ADsouth of the Danube, after he withdrew from Dacia l: Ratiaria (now in Vidin Province, Bulgaria). The most part of the evidence comes from Dacia Superior and Porolissensis (the Trajanic Dacia), from the centres like Sarmizegetusa, Apulum, Drobeta, Napoca, Potaissa and Porolissum. 14 Little is known of Dacia Inferior (former military buffer zone of the Moesia Inferior province before the reign of Hadrian), where only one or two Roman urban Author: Florian Matei-Popescu.

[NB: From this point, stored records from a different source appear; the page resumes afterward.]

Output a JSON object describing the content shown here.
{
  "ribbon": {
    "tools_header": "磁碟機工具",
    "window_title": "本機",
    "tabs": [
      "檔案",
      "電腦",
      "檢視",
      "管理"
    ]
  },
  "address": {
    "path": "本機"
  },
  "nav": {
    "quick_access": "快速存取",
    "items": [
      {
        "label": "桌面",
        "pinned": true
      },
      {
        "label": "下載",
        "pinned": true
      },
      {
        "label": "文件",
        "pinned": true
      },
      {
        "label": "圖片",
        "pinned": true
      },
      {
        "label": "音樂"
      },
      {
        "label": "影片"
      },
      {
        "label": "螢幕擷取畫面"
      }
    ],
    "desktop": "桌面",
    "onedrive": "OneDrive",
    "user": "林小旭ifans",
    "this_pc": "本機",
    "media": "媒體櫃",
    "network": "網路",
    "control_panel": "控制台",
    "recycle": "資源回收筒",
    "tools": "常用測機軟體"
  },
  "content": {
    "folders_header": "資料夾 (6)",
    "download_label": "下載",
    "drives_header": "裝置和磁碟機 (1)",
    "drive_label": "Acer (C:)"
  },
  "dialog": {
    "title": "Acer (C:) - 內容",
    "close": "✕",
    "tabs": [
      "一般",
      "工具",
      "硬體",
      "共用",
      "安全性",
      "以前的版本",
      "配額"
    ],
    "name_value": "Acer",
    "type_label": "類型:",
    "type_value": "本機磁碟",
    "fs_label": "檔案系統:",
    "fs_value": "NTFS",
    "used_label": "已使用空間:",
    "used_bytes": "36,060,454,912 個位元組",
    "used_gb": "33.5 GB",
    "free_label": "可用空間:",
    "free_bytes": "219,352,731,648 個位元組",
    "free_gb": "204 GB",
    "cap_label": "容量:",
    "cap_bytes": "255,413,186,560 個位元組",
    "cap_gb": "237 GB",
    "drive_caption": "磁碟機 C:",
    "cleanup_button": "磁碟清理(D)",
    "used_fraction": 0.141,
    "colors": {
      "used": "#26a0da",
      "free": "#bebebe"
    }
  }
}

Teposu Marinescu, Funerary Monuments in Dacia Superior and Dacia Porolissensis, BAR International series vol. Oxford The material presented by Bianchi is inte resting, not only to archaeologists, but also his torians, art historians, culture historians and epigraphists, and the monograph offers ex haustive treatment from several.

In (or around ), Dacia Superior was divided into two provinces: Dacia Apulensis and Dacia Porolissensis.

During the Marcomannic Wars the military and judicial administration was unified under the command of one governor, with another two senators (the legati legionis) as his subordinates; the province was called tres Daciae (Three Dacias) or simply l: Ulpia Traiana Sarmizegetusa.This paper synthetises knowledge concerning the spread of the paredros type statuette in Roman Dacia.

Thus, we examined their manner of distribution, the workshops, and most importantly their significance. The author notes that these statuettes were discovered solely in Dacia Superior and Porolissensis, especially in the former.3rd century cavalry (equites legionis?) equipment illustrated on a few monuments from Dacia Superior.

Monica Gui. Figured monuments from Roman Dacia have been primarily discussed from an art-historic point of view, the main focus being on iconography, type of monument, style, workshop and so on.